Remember how my oldest does the pleading eyes and asks me to bake something for breakfast? Well, her sister has joined in with a vengeance, and her pleading eyes are even bigger. I baked Thursday and they were at it again by Saturday; I put them off both Saturday and Sunday because I was up with kids during the previous nights and was just too exhausted, but I promised them on Monday I’d bake.
That, of course, was today.
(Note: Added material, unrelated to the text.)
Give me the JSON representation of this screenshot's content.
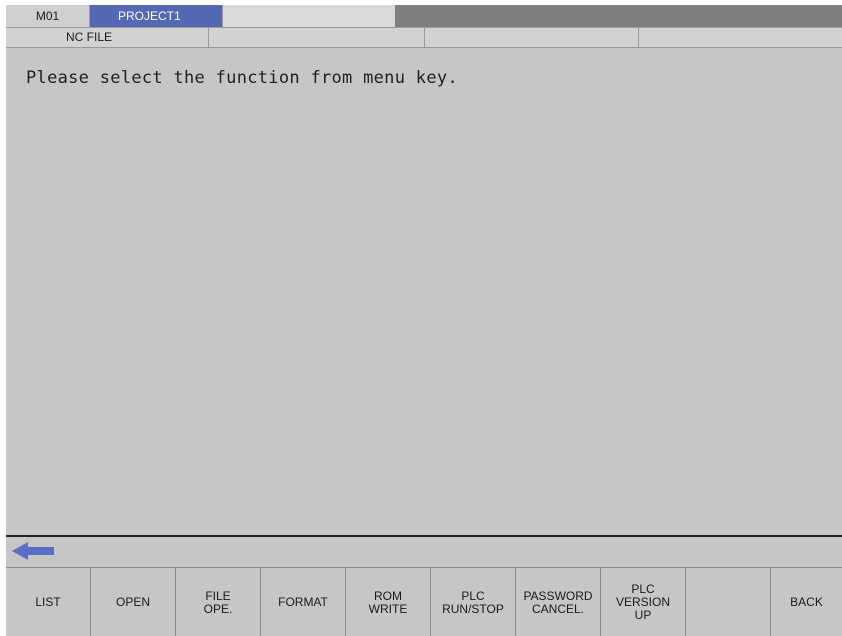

We were out of syrup and I was NOT in the mood to make more this morning, so I opted for these Applesauce Oatmeal Muffins. And while it was an awfully warm morning to be heating up the oven to 400 degrees before 8, I did quite enjoy them. I must confess, though. It calls for unsweetened applesauce, yes, but I had homemade applesauce in the fridge. My homemade applesauce has a lot less sugar in it than the store-bought stuff–I like things tart, as a rule–but it does have liberal amounts of cinnamon and nutmeg and (often) a touch of cloves. I sure used that instead, and it added to the flavor quite nicely. And since I have a passionate obsession with nutmeg in general, I cut the cinnamon to 1/2 teaspoon and threw in a slightly generous 1/4 teaspoon of nutmeg. (I also subbed in 1/4 cup wheat flour.)
The end result was tasty, and very hearty. Anytime you have that quantity of oats in a quick bread, it’s going to be chewy, but no one complained; it took fewer muffins to fill them up, though. (Which isn’t necessarily a bad thing.) I refrigerated the leftovers and am enjoying them as I type; weirdly, I think I like them even better cold. (This is unusual for me.) Bottom line? I think it’s a keeper, although it usually takes a second tasting to be sure.
I promised a tribute as well, but it’s never as easy to write one of those as you want it to be. One of the first things I saw on Facebook today was my 12th grade English teacher’s obituary. I went to a small school–there were 84 kids in my graduating class, and 81 of us graduated–and most of the kids knew most of the teachers, because that’s the way it worked. You always knew who people liked, and who was good, and who you wanted; you also sometimes knew things about the teachers’ personal lives that probably didn’t come up in larger schools. I don’t think I ever heard a student say anything negative about Mrs. Mumford. She was a good teacher and expected her students to work; she was also professional, gracious, and kind. She taught me how to respect literature that I might not enjoy personally; she taught me to stay focused on my thesis all the way through a paper; she taught me to use the subjunctive tense properly; and she taught me how fabulous and (sometimes) laugh-out-loud funny Shakespeare can be. When I came back to see her after my first year of college she had taken an early retirement to battle colon cancer; she did so with courage and grace and then opted to enter politics. (She was proof that it was possible to be intelligent, honest, and fiscally responsible and still get elected in Rhode Island.) I’ve lived in Utah full-time since I was a junior in college; for years, whenever I returned to Rhode Island to visit, she would take me to lunch. We ate Italian food and talked about the college paper I wrote about Charlotte Bronte and Jane Eyre, and what books we’d read and enjoyed recently. We exchanged Christmas cards. She sent baby gifts for my children.
How do you draw a portrait of a life fully lived? There are never enough words. Carol Mumford was a truly great lady, in every sense of the term. I am not the only one who will miss her.